to boldly go

Tonight I ran into a Googler at South Park Cafe.  We used to sit near each other in 2003, when I worked in building 42 on Desktop.  I haven't seen him in years.  He is responsible for Google's university grants program, and he gave me an update.  When conversing, I caught myself saying "we" to refer to Google.  It has been a long time since I was there!  But some habits stick with you.

Yesterday I wrote about the idealism embodied in Star Trek: The Next Generation.  I appreciate how they strive to focus on the brighter parts of the human experience.

I think the best part of my Google experience was the idealism.  Everyone tried to do good for the world.  I remember learning for the first time that Google was scanning the Library of Congress books, to prevent a repeat of the Great Fire of Alexandria.  It was very ennobling.
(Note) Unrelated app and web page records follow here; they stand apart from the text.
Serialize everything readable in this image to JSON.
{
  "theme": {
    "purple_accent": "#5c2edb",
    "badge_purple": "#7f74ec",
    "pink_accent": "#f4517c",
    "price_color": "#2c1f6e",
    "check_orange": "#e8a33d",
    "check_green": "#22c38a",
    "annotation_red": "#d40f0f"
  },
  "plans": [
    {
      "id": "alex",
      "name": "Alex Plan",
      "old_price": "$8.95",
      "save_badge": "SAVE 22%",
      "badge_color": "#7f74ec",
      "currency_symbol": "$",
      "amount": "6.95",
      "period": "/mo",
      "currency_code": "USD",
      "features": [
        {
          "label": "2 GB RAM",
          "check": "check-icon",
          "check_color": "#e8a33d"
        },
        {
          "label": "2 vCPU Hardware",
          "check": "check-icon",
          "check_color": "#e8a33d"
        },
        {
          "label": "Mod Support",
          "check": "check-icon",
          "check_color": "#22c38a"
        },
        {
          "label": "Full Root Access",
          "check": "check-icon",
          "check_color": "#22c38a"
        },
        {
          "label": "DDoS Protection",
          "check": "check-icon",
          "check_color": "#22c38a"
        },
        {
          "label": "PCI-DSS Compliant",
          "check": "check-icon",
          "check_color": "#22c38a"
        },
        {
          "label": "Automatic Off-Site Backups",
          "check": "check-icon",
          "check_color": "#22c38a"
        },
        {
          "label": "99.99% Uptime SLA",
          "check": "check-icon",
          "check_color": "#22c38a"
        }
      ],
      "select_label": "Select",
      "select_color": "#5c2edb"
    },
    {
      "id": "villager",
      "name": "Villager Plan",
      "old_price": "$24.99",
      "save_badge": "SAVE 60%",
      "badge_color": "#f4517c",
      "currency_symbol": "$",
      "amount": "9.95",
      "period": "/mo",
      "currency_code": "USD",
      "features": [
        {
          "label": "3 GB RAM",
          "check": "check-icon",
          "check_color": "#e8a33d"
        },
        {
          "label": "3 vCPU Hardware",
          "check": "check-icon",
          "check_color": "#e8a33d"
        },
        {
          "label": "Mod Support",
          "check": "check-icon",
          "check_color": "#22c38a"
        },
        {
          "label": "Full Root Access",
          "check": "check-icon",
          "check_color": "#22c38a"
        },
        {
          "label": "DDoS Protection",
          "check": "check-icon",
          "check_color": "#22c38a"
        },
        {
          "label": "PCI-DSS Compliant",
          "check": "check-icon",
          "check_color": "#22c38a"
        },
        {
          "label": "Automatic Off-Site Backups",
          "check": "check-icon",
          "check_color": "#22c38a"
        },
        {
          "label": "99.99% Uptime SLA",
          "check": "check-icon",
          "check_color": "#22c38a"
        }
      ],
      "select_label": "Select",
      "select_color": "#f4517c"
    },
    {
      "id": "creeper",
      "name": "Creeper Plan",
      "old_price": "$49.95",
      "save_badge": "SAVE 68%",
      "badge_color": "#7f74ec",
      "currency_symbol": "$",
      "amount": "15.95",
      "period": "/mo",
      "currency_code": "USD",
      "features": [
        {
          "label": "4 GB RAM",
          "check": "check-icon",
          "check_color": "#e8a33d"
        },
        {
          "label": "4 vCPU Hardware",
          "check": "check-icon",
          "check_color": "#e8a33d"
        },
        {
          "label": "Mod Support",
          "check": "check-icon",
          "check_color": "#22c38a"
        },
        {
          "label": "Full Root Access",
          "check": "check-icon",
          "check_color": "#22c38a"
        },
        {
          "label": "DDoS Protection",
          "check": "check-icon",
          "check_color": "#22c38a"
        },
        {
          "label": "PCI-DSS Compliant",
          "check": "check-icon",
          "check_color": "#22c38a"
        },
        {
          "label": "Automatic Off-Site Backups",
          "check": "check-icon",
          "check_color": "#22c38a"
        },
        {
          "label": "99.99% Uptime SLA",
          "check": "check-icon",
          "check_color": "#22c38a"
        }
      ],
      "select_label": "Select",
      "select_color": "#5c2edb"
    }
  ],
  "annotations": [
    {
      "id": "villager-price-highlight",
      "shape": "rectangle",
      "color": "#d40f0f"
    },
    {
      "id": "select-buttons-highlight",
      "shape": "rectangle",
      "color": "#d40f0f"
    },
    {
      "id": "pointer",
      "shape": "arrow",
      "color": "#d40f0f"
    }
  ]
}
People were always concerned about not doing evil.  Alipé once summarized the Friday TGIF questions posed to the founders as "Are we being evil in this new obscure way?"  I laughed but I thought it was a very nice attribute.

Minted is idealistic too.  We want to enable these indie graphic designers all the world who are talented but lack the right channels.  We want to bring beautiful designs to people during the emotionally significant occasions in their lives.

Sometimes I feel besieged with people telling me that idealism is naive.  They say ST: TNG is unrealistically perky, that all companies are deep down greedy, and that integrity and charity are always just a veneer.  But that is an awfully difficult way to live!  I choose to believe in idealism.

And to watch Picard.


Peter Norvig said...

You'll always be "we" to me, Niniane.

Yishan said...

I think this is a dangerous attitude to have. It ends up blinding you to the bad things that you do, because your thought process revolves wholly around doing and being good/noble. It means that it makes it difficult to admit that the things you may be doing may actually end up being evil, and thus once you do them, because there is already a huge mental edifice built up around justifying or explaining why something that is evil (or more precisely, over time gradually has become evil) is actually good, it becomes hard to pull away from it.

I think one root of this problem is that people don't understand what "the road to hell is paved with good intentions" really means. The problem is that the road to heaven is ALSO paved with good intentions, so if you're trying to do good, you really might have no idea what you've got until you're finished (and perhaps for quite awhile afterwards). This means that, while you're doing it,if you go along saying, "we are not doing evil, we are idealists and always trying to do good," you build up this HUGE self-identity of being good, and then once you find out that, oops, what you did ended up having evil effects, it's much harder to pull out of it because then you have to violate your self-identity.

I've seen friends who are so set on being right and good and noble that after awhile when they wander into something that is less noble and less good (usually because they still have base desires, and over time they have rationalized achieving those desires for some noble means), it is very hard to convince them otherwise because they've built up such an idea of who they are and why they're doing what they're doing, and plus they are very intelligent, so all this mental power is invested in maintaining this identity, so the smarter the person (or corporation is), the worse it can end up when you eventually (and usually unintentionally) commit evil acts.